The answer must be an exact copy of all the data below.

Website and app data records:
---*---

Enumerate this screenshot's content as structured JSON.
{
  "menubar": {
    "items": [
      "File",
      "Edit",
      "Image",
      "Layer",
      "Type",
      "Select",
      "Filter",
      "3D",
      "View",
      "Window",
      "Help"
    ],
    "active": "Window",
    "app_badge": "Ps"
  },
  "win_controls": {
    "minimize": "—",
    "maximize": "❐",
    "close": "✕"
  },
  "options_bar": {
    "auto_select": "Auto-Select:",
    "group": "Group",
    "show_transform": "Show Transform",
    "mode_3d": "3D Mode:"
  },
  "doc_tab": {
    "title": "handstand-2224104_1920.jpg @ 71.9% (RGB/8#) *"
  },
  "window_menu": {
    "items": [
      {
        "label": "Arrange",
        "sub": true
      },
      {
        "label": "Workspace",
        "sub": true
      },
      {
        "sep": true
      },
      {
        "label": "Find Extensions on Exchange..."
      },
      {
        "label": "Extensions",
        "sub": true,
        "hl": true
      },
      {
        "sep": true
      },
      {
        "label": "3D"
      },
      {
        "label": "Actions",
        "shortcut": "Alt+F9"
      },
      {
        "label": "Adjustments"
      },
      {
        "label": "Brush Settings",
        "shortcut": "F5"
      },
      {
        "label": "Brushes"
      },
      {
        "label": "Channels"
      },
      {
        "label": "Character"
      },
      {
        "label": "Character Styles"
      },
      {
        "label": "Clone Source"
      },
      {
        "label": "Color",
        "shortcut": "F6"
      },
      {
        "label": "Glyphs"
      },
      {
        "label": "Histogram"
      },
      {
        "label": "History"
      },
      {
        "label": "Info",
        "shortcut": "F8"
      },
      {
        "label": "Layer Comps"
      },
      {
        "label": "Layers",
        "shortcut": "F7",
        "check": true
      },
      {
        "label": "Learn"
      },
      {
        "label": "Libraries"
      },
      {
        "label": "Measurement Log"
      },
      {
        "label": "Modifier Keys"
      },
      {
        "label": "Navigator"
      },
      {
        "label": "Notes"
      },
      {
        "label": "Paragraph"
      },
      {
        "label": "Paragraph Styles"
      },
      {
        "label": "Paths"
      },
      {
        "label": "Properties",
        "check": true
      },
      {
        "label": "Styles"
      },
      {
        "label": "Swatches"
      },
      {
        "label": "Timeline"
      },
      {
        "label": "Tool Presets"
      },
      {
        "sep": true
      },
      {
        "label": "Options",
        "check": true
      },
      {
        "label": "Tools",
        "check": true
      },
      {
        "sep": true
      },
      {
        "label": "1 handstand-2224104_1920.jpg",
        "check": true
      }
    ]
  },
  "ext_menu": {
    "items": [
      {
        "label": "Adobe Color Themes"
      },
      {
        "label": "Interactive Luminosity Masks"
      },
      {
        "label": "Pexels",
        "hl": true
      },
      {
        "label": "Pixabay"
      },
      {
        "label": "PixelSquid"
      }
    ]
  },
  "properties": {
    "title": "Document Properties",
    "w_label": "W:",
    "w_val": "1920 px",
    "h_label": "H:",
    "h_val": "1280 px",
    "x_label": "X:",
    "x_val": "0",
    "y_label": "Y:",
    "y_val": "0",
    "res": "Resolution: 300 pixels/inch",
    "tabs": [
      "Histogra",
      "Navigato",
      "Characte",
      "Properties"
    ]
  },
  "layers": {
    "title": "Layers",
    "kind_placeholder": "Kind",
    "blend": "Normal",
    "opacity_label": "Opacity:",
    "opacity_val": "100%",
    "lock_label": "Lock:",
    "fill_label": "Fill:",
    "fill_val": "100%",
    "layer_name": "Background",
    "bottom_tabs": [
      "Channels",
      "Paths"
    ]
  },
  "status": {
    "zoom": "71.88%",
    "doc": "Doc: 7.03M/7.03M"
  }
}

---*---

◆ Written solution ◆
Enumerate this screenshot's content as structured JSON.
{
  "menubar": {
    "items": [
      "File",
      "Edit",
      "Image",
      "Layer",
      "Type",
      "Select",
      "Filter",
      "3D",
      "View",
      "Window",
      "Help"
    ],
    "active": "Window",
    "app_badge": "Ps"
  },
  "win_controls": {
    "minimize": "—",
    "maximize": "❐",
    "close": "✕"
  },
  "options_bar": {
    "auto_select": "Auto-Select:",
    "group": "Group",
    "show_transform": "Show Transform",
    "mode_3d": "3D Mode:"
  },
  "doc_tab": {
    "title": "handstand-2224104_1920.jpg @ 71.9% (RGB/8#) *"
  },
  "window_menu": {
    "items": [
      {
        "label": "Arrange",
        "sub": true
      },
      {
        "label": "Workspace",
        "sub": true
      },
      {
        "sep": true
      },
      {
        "label": "Find Extensions on Exchange..."
      },
      {
        "label": "Extensions",
        "sub": true,
        "hl": true
      },
      {
        "sep": true
      },
      {
        "label": "3D"
      },
      {
        "label": "Actions",
        "shortcut": "Alt+F9"
      },
      {
        "label": "Adjustments"
      },
      {
        "label": "Brush Settings",
        "shortcut": "F5"
      },
      {
        "label": "Brushes"
      },
      {
        "label": "Channels"
      },
      {
        "label": "Character"
      },
      {
        "label": "Character Styles"
      },
      {
        "label": "Clone Source"
      },
      {
        "label": "Color",
        "shortcut": "F6"
      },
      {
        "label": "Glyphs"
      },
      {
        "label": "Histogram"
      },
      {
        "label": "History"
      },
      {
        "label": "Info",
        "shortcut": "F8"
      },
      {
        "label": "Layer Comps"
      },
      {
        "label": "Layers",
        "shortcut": "F7",
        "check": true
      },
      {
        "label": "Learn"
      },
      {
        "label": "Libraries"
      },
      {
        "label": "Measurement Log"
      },
      {
        "label": "Modifier Keys"
      },
      {
        "label": "Navigator"
      },
      {
        "label": "Notes"
      },
      {
        "label": "Paragraph"
      },
      {
        "label": "Paragraph Styles"
      },
      {
        "label": "Paths"
      },
      {
        "label": "Properties",
        "check": true
      },
      {
        "label": "Styles"
      },
      {
        "label": "Swatches"
      },
      {
        "label": "Timeline"
      },
      {
        "label": "Tool Presets"
      },
      {
        "sep": true
      },
      {
        "label": "Options",
        "check": true
      },
      {
        "label": "Tools",
        "check": true
      },
      {
        "sep": true
      },
      {
        "label": "1 handstand-2224104_1920.jpg",
        "check": true
      }
    ]
  },
  "ext_menu": {
    "items": [
      {
        "label": "Adobe Color Themes"
      },
      {
        "label": "Interactive Luminosity Masks"
      },
      {
        "label": "Pexels",
        "hl": true
      },
      {
        "label": "Pixabay"
      },
      {
        "label": "PixelSquid"
      }
    ]
  },
  "properties": {
    "title": "Document Properties",
    "w_label": "W:",
    "w_val": "1920 px",
    "h_label": "H:",
    "h_val": "1280 px",
    "x_label": "X:",
    "x_val": "0",
    "y_label": "Y:",
    "y_val": "0",
    "res": "Resolution: 300 pixels/inch",
    "tabs": [
      "Histogra",
      "Navigato",
      "Characte",
      "Properties"
    ]
  },
  "layers": {
    "title": "Layers",
    "kind_placeholder": "Kind",
    "blend": "Normal",
    "opacity_label": "Opacity:",
    "opacity_val": "100%",
    "lock_label": "Lock:",
    "fill_label": "Fill:",
    "fill_val": "100%",
    "layer_name": "Background",
    "bottom_tabs": [
      "Channels",
      "Paths"
    ]
  },
  "status": {
    "zoom": "71.88%",
    "doc": "Doc: 7.03M/7.03M"
  }
}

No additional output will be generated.